Page 45 Review by Stephen
"Imagine no possessions
"I wonder if you can..."
- John Lennon, 'Imagine'
Although its ill-chosen cover resembling a glossy children's health pamphlet which you might find outside your GP's surgery doesn't bode well, what lies within is a side-splittingly subversive series of comics and cartoons which will be spluttered over by devotees of our Lizz Lunney Superstore
Book-ended by two related cartoons - the first of which will prove infinitely funnier once you've read the last - an 'Inventory of John Lennon's Possessions' sits at its centre, requiring just a little more imagination from Ian Larsen than John Lennon evidently mustered when filming the video to 'Imagine' in a vast, white, multimillion-dollar mansion.
Still, if you have an enormous number of possessions you do need an enormous possession to house them in, even if the palatial piano room was cleared to fit the film crew. Here are a few:
Bank Book containing millions of pounds
Table to put drugs and money on
Books on Mao (est. up to 90 million dead during peacetime)
Some of Larsen's satirical lancing is equally short and sweet, like his 'Script Doctors' subtitled 'Previously unseen early drafts of movie treasures', which at their best cut to the quick or make up a memorable moment from which to distil their core essence.
Other objects of disaffection include content-averse TV commissioning editors and producers:
"The thing is, our audience doesn't understand information so can you replace the information with funny ugly people?

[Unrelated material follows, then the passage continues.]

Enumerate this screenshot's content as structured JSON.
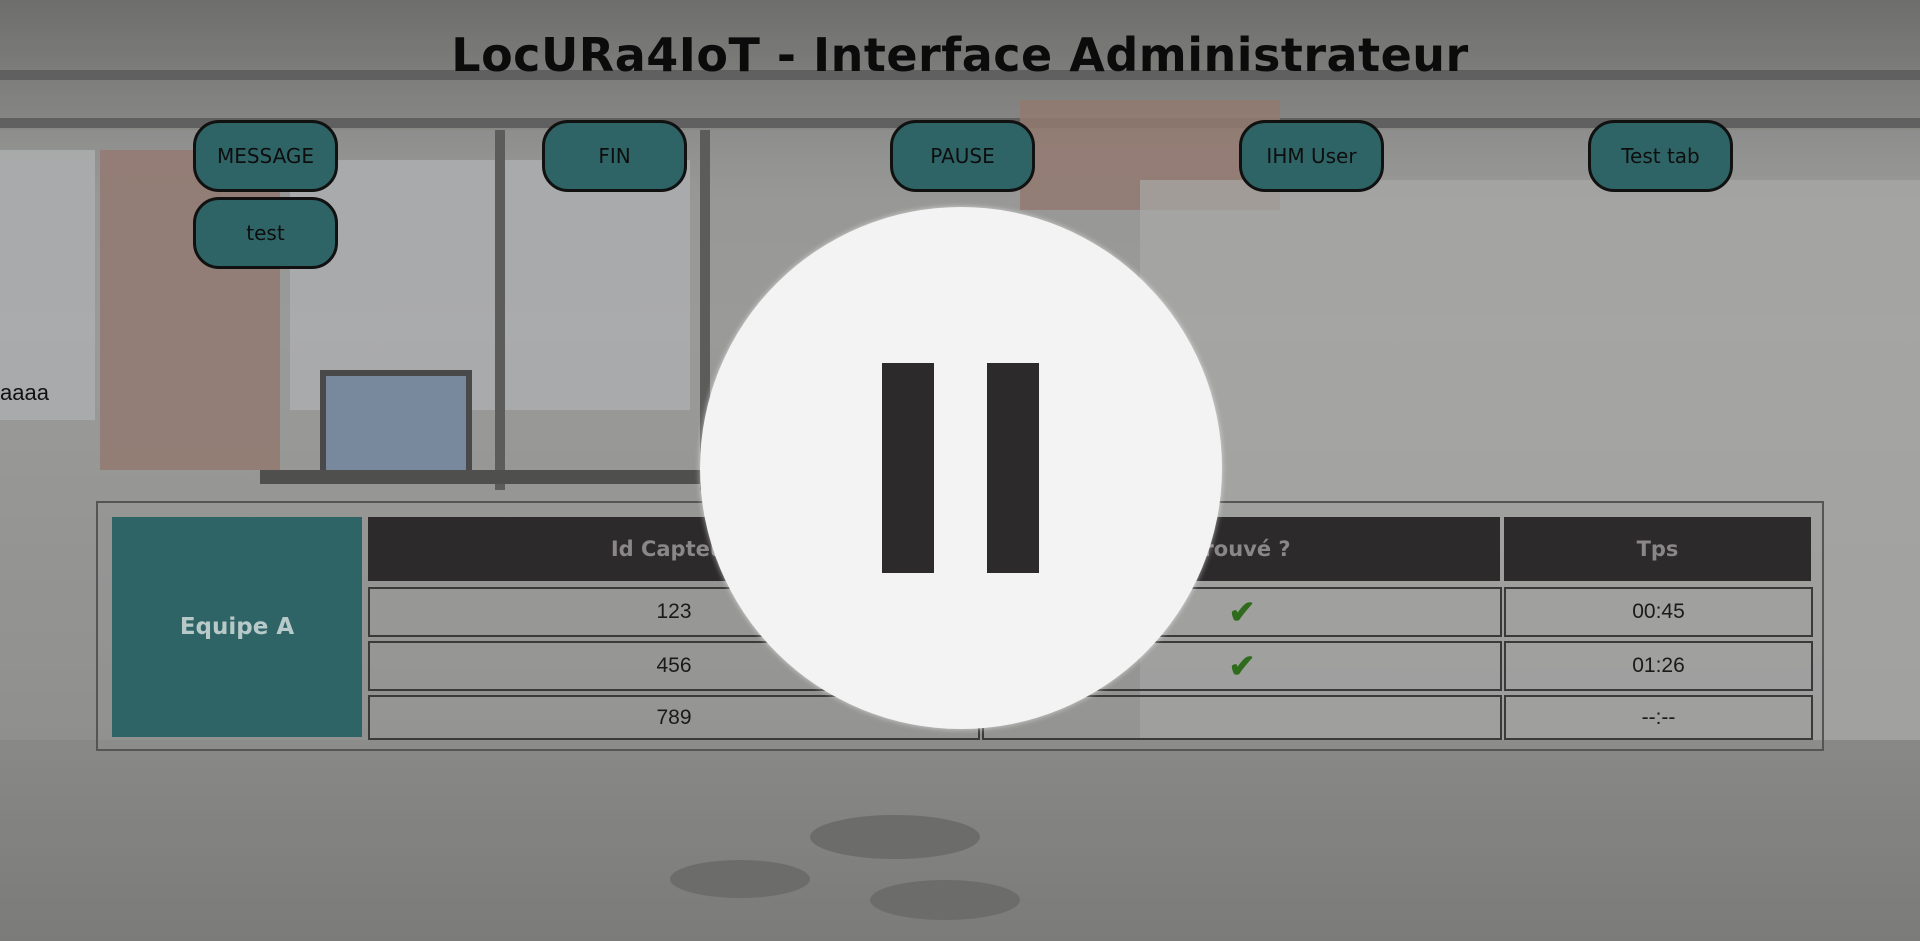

Yeah."
It's a running gag which grows cumulatively funnier, just like the Berlin music scene 1976 onwards populated by 'David And His Friends' like Lou Reed and Iggy Pop, musing modestly on their place in history:

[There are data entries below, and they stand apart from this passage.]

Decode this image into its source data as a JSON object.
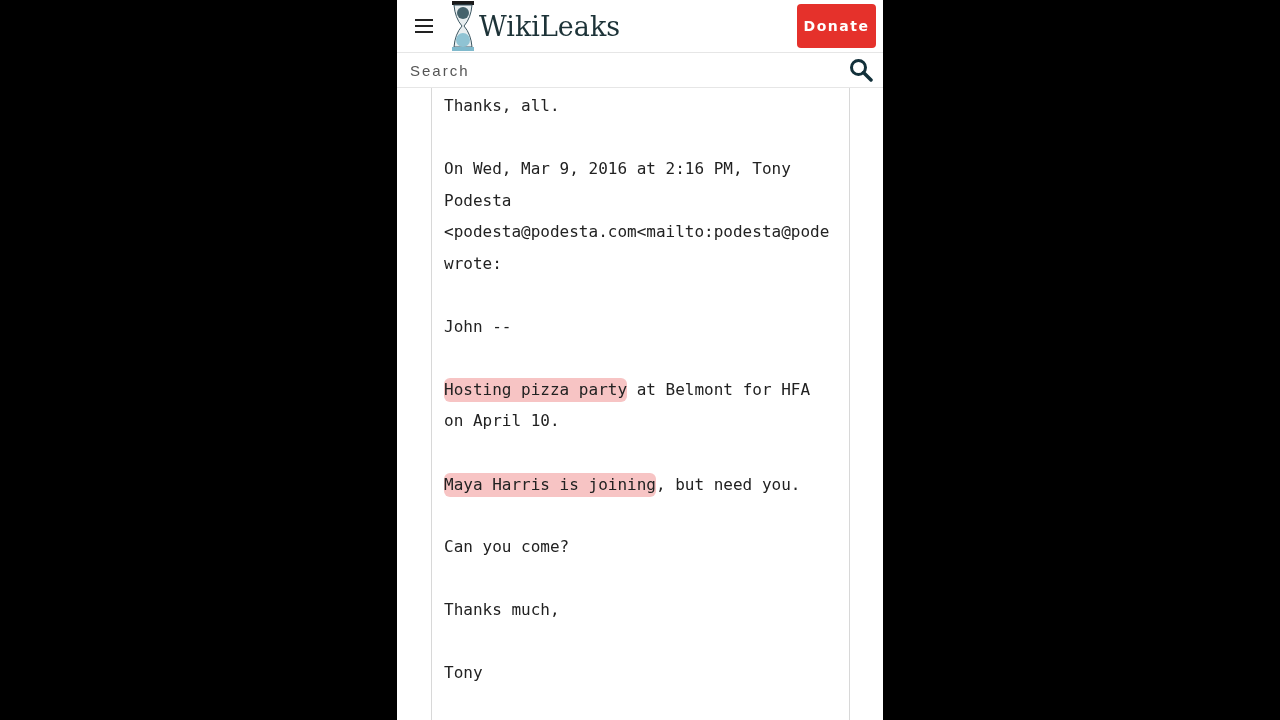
{
  "header": {
    "logo_text": "WikiLeaks",
    "donate_button": "Donate"
  },
  "search": {
    "placeholder": "Search"
  },
  "email": {
    "paragraphs": [
      {
        "lines": [
          "Thanks, all."
        ]
      },
      {
        "lines": [
          "On Wed, Mar 9, 2016 at 2:16 PM, Tony",
          "Podesta",
          "<podesta@podesta.com<mailto:podesta@pode",
          "wrote:"
        ]
      },
      {
        "lines": [
          "John --"
        ]
      },
      {
        "lines": [
          [
            {
              "text": "Hosting pizza party",
              "highlighted": true
            },
            {
              "text": " at Belmont for HFA",
              "highlighted": false
            }
          ],
          "on April 10."
        ]
      },
      {
        "lines": [
          [
            {
              "text": "Maya Harris is joining",
              "highlighted": true
            },
            {
              "text": ", but need you.",
              "highlighted": false
            }
          ]
        ]
      },
      {
        "lines": [
          "Can you come?"
        ]
      },
      {
        "lines": [
          "Thanks much,"
        ]
      },
      {
        "lines": [
          "Tony"
        ]
      }
    ]
  }
}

"Is Lou coming out tonight?"
"No, he's become increasingly grumpy and difficult lately."
"Well you have to give him credit, he is a rock legend."

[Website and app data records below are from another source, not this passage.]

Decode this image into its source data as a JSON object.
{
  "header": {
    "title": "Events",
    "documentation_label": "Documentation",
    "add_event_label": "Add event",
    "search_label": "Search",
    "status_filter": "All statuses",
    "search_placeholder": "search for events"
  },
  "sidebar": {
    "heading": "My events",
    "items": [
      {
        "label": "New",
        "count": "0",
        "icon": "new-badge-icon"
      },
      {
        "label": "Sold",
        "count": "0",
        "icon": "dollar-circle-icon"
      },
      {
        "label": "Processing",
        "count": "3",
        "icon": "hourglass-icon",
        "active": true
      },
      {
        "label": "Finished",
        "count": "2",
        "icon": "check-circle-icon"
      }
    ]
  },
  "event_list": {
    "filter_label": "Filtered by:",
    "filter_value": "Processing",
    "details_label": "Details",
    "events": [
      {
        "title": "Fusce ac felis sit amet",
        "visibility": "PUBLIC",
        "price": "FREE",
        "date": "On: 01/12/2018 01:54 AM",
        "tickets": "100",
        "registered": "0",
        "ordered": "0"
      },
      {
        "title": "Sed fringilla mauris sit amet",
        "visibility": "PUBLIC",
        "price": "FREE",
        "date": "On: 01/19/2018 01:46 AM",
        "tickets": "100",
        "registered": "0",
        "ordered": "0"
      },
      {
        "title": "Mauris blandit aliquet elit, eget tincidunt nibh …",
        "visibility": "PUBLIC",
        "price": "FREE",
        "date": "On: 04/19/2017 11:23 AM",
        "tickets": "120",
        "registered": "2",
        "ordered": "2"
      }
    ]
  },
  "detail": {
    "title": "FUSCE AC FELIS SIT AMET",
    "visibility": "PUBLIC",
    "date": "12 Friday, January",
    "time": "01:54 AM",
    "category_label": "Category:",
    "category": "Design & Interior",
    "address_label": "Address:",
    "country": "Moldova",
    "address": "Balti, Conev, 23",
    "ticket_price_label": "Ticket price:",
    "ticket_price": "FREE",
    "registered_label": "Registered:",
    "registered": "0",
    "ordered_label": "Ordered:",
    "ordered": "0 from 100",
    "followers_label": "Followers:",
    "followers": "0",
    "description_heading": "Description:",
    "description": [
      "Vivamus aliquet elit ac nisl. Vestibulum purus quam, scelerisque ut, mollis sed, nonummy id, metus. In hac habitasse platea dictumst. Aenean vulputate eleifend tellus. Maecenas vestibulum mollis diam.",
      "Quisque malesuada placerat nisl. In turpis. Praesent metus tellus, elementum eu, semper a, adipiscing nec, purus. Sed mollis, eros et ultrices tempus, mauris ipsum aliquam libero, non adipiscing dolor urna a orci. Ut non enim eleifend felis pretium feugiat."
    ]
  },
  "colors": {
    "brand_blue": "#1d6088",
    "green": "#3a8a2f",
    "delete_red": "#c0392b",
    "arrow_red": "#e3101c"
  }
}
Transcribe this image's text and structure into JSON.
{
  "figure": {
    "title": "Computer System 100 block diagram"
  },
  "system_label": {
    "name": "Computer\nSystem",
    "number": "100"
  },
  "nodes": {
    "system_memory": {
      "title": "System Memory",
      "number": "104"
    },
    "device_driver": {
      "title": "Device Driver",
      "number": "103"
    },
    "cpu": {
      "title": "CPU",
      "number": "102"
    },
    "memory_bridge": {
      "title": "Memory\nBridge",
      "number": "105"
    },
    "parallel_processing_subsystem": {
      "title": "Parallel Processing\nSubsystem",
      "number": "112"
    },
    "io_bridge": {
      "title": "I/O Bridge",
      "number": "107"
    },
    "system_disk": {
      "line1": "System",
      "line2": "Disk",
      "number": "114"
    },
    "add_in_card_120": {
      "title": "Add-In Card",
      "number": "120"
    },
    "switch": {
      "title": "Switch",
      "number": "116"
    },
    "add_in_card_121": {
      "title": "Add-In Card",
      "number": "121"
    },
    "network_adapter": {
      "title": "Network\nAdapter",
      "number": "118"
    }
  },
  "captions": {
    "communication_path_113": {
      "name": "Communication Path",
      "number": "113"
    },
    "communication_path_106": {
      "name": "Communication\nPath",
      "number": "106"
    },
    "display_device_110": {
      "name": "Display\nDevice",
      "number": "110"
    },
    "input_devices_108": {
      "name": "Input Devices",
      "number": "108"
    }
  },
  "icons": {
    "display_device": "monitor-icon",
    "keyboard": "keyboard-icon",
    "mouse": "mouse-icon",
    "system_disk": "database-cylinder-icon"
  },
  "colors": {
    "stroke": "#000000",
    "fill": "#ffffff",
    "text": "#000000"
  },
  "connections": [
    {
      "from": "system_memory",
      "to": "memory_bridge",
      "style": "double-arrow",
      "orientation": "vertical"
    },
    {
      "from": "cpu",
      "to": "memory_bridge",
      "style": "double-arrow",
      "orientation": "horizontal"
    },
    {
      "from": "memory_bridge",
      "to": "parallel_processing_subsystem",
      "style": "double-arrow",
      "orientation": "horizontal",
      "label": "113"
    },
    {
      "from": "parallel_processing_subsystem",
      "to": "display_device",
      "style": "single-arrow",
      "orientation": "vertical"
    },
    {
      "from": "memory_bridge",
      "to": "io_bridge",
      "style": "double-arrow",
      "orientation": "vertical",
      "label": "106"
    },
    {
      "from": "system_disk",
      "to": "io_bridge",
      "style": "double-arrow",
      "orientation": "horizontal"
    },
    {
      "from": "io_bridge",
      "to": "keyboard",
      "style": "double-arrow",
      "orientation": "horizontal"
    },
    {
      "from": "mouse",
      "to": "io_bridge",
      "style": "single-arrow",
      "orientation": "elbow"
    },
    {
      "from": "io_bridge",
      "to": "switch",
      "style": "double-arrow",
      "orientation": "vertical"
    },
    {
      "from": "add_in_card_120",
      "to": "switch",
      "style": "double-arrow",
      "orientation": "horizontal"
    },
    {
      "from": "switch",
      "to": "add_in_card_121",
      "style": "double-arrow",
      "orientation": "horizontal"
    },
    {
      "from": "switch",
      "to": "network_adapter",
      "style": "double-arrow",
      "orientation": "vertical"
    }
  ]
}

"I'm a rock legend. We all are."
"You don't have to be aggressive about it."
"Sorry, these German beers are quite strong."
"At least you aren't out of your mind on cocaine anymore."
There's a scathing stab at territorial music devotion coming down on the envious and ill-informed, an alien encounter on Earth, and a cautionary tale about the potential ramifications of changing your worldwide social media profile picture right in the heart of your home.
Half of the humour is the veneer of childlike glee belying the bloody contents beneath it, but be not deceived: Larsen can do such instantly recognisable portraits of the likes of Bill Murray that the joke doesn't need signposting.
For me the most successful comic was the six-page 'Skip Chippington and the Journey Into Disappointment', specifically London 1665 as visited by a time-traveller. It plays to readers' preconceptions of what he will find, how he will be received and the language with which he'll be greeted... before slapping them all upside the head over and over again, along with what a supposedly 17th Century simpleton will make of our own brave new world.
Only such an economy of expression could make the gags work so well, while the silent panels speak volumes.
I may actually leave a copy in my dentist's waiting room.